"Paper Magic is a local company, which is one of the reasons they set [the show] here," Hailstone said. "They have their offices in that building."
"I don't think the writers know that," Kaling responded, confused.
Urban legend or not, the corner has become popular with tourists. The building isn't pretty, but neither is Dunder Mifflin. Still, Kaling was happy to see that the rumored real-life office building was "comparably bleak" to the one on the show.
Next we were off to Cooper's Seafood House, at Kaling's request. She had heard mixed things about the popular seafood spot, mainly that it's more for tourists than natives.
"I think the locals aren't that crazy about it, but I love that type of thing," she said.
Kaling explained that after "The Office" got big, the eatery mailed one of its signature lobster hats to the writers. Now, during meetings, Kaling and the other scribes fight for the crustacean crown. Head writer Greg Daniels, also known for his work with "The Simpsons" and "King of the Hill," gives the Cooper's lobster top to the one who makes the best episode pitch.

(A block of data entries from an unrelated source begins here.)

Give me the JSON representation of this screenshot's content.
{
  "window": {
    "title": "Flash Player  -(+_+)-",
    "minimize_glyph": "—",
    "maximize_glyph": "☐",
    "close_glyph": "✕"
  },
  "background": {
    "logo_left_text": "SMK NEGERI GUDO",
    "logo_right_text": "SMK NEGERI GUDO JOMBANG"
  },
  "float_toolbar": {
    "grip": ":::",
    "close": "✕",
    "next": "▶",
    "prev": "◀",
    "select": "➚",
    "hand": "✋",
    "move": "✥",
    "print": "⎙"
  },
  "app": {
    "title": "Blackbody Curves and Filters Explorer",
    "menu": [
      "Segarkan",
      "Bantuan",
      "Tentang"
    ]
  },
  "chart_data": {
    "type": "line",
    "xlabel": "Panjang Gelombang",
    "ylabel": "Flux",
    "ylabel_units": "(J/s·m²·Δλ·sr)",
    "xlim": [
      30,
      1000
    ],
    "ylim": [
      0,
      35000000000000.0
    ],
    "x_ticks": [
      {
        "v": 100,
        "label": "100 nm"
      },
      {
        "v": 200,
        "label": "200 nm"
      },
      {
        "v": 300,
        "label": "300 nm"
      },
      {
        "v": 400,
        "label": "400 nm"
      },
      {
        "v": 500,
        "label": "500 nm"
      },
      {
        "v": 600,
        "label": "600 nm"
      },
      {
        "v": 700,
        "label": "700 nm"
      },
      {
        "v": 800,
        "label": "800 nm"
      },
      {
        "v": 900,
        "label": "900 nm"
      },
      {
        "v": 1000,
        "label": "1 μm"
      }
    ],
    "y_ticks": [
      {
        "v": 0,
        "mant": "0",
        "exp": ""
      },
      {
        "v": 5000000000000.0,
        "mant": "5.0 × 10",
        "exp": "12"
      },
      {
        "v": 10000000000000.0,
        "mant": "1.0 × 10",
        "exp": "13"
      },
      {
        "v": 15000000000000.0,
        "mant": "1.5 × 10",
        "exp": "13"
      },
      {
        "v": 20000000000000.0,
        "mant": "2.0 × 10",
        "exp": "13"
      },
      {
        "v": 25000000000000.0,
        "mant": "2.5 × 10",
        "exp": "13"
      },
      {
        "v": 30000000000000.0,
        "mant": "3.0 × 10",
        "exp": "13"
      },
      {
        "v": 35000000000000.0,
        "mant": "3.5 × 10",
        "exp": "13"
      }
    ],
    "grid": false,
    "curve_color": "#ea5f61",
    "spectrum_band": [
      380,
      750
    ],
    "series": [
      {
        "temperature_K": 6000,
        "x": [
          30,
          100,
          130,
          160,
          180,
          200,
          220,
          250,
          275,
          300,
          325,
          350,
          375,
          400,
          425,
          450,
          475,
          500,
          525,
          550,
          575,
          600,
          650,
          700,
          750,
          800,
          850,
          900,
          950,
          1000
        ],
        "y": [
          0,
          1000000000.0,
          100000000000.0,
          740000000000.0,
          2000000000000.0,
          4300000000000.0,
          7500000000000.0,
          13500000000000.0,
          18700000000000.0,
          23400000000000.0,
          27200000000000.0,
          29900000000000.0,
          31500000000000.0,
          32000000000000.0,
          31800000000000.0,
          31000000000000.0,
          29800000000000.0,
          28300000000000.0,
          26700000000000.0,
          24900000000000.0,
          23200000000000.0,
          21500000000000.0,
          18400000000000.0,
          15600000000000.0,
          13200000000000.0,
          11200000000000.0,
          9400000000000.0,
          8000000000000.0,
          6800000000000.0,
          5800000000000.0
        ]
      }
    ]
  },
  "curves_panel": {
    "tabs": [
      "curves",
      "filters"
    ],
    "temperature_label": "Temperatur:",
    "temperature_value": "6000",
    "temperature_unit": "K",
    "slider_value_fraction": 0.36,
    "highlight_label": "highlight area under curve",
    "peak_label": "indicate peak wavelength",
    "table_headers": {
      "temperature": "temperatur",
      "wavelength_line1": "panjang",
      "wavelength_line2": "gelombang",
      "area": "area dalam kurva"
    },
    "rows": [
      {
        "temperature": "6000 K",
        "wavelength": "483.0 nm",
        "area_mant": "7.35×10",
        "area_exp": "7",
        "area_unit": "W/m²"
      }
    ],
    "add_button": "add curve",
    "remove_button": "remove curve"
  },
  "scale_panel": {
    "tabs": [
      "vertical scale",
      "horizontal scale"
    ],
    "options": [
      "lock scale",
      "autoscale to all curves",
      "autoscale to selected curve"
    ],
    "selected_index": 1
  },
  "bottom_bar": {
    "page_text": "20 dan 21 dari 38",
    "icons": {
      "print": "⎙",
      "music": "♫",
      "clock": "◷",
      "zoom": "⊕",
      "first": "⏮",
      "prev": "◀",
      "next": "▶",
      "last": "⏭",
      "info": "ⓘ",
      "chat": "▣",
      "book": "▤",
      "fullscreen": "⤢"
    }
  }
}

Not far from the seafood shack were two big stops for Kaling, Alfredo's Pizza Cafe and Poor Richard's Pub. Alfredo's is a pizza place used in a recent episode in which Michael accidentally orders pies from Pizza by Alfredo as opposed to the superior Alfredo's Pizza, much to the consternation of his staff ("It's like eating a hot circle of garbage.").
Pizza by Alfredo doesn't exist, but Alfredo's Pizza Cafe does. It's in a strip mall, and Hailstone gives it his seal of approval to Kaling's delight.
Nearby is Poor Richard's, which is the "Office" hangout, thanks to Kaling, who found the bar on Google and wrote it into the show.
IT'S, LIKE, ELECTRIC Visit the Scranton haunts of "The Office" in an audio slideshow at boston.com/travel.
As we drove up, Kaling looked panicky because it wasn't until after the first Poor Richard's episode aired that she found out the real-life bar is in a bowling alley.
"I happened to pick the one bar that makes little to no sense," she said, as we pulled into the parking lot. "Now we're stuck there. That's the mistake you make when you're a 25-year-old staff writer."
But when she walked in, Kaling looked relieved to see that Poor Richard's looks a lot like it does on the show. There's plenty of room, plenty of regulars - it's just that there happens to be a bowling alley on the other side of the bar.
"I can't believe this is Poor Richard's. That's so awesome," she said, wandering from the bowling area into the dark saloon. "I've never seen so many, like, small children and adolescents near, like, a bar. A bitchin' bar. I think that's lots of fun. I think Michael Scott would think this is heaven."
After the bar, Kaling got a hair and make-up touch-up before she began her afternoon of interviews and meet-and-greets with fans at the University of Scranton . The school is a special place for her character because, as Kaling said, in her most lovelorn, Kelly-ish of voices, "Ryan went there."
Newton native B.J. Novak plays Ryan Howard, a cocky former Dunder Mifflin temp who left Kelly after being promoted to corporate. Ryan got his MBA at the school, but Kaling imagines he would not have allowed Kelly to come with him to campus.
"Oh God no, I think he'd be too embarrassed," she said.
While her character's relationships have been rocky, Kaling said, there is love in Scranton. When she writes for "The Office," specifically episodes where main love interests Jim and Pam are falling for each other, Kaling said she has a habit of picturing her real-life friends Krasinski and Jenna Fischer in Los Angeles because that's all she knows. But after surveying the rolling hills of Scranton, its brick skyline, and its quaint bistros in strip malls, Kaling said she'll be able to imagine Pam and Jim together in their rightful place.
"That they'd actually be in love in a city like this," Kaling said, "it makes it more romantic and real. True love can happen in a small town."
Our guide, Hailstone, laughed and said, "It happens every day."
Meredith Goldstein can be reached at email@example.com.